→ **EXERCISE BRIEF**
Which lines of the records below contain the word "this"? Show each one.

→ **INFORMATION PROVIDED**
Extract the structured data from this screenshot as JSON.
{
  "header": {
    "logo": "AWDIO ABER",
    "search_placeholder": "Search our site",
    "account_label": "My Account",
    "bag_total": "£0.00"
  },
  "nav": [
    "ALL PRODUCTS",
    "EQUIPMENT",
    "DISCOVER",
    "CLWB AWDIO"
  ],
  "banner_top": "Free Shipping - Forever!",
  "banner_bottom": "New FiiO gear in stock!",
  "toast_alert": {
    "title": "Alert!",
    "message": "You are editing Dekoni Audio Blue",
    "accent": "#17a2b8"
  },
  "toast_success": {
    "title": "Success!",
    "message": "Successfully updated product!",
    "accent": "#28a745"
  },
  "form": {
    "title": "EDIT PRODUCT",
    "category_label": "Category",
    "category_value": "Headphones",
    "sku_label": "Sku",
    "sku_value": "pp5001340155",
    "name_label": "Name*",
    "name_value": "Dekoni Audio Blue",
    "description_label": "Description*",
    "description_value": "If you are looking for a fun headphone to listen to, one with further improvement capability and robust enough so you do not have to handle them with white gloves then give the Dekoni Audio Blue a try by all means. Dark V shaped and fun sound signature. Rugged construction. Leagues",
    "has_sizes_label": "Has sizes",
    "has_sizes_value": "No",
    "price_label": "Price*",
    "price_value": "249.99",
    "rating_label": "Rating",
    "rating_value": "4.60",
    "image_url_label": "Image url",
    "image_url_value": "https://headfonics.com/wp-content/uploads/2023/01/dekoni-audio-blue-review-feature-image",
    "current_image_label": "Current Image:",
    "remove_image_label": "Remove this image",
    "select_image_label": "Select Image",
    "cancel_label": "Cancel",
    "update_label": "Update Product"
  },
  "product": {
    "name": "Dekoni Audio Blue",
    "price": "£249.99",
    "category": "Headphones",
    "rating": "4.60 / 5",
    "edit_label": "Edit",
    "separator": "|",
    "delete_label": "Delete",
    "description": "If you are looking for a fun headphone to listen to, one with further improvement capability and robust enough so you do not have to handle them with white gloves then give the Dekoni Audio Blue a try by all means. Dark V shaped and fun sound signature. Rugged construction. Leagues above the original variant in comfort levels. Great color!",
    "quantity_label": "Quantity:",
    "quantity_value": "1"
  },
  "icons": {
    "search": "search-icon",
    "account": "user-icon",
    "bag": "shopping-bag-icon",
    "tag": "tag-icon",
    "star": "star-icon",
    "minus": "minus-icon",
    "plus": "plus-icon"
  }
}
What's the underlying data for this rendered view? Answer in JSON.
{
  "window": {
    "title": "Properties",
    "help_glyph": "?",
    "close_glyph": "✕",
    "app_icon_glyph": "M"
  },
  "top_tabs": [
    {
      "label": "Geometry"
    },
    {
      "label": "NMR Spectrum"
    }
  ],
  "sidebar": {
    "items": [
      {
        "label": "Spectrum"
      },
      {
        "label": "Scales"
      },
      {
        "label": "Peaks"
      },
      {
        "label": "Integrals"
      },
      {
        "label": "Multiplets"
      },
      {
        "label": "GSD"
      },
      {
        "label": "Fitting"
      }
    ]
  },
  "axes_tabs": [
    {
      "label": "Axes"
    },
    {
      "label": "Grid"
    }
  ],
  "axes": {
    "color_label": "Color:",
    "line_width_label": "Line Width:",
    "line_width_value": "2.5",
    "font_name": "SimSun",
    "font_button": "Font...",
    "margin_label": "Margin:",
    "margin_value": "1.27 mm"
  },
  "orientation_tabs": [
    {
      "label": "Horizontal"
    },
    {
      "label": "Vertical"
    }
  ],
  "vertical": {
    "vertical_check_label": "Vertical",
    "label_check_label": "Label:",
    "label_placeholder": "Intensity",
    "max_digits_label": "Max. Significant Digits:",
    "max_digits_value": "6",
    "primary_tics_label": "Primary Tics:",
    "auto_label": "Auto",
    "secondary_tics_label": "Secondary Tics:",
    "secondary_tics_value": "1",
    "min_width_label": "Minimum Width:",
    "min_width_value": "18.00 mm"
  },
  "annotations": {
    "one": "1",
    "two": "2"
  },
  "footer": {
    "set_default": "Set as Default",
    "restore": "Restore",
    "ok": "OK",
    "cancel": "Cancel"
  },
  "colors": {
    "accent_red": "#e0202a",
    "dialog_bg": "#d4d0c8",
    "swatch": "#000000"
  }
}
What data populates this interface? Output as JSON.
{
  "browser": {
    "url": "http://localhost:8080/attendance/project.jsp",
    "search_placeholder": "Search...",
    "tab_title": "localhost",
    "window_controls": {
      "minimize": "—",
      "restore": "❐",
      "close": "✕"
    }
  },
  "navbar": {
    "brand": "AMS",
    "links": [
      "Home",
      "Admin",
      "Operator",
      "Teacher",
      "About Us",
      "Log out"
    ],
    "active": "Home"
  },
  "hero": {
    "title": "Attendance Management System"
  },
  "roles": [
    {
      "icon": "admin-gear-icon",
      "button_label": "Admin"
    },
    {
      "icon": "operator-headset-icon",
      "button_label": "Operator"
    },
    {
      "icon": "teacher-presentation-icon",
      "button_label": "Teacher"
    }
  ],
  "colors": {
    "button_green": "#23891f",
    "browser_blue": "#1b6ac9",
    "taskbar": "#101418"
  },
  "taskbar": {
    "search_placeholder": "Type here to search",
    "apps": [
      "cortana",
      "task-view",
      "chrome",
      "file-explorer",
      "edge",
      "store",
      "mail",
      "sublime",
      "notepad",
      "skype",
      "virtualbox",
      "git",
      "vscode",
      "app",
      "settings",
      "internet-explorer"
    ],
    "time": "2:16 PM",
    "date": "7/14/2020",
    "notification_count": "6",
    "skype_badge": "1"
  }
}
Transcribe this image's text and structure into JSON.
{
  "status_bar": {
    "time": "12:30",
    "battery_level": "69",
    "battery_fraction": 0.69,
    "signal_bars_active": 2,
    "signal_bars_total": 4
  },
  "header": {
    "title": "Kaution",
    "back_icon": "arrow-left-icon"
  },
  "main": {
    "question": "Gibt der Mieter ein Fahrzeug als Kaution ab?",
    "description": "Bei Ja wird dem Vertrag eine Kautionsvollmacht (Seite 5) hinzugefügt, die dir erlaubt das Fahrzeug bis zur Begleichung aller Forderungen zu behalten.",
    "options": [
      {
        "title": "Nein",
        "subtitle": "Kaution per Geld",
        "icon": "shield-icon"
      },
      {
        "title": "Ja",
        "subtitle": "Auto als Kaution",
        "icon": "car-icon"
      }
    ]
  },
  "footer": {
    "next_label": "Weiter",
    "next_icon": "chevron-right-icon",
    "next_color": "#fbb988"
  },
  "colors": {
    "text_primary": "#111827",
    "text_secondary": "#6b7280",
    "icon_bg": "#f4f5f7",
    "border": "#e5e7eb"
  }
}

→ **TASK ANSWER**
Extract the structured data from this screenshot as JSON.
    "remove_image_label": "Remove this image",
What's the underlying data for this rendered view? Answer in JSON.
What data populates this interface? Output as JSON.
Transcribe this image's text and structure into JSON.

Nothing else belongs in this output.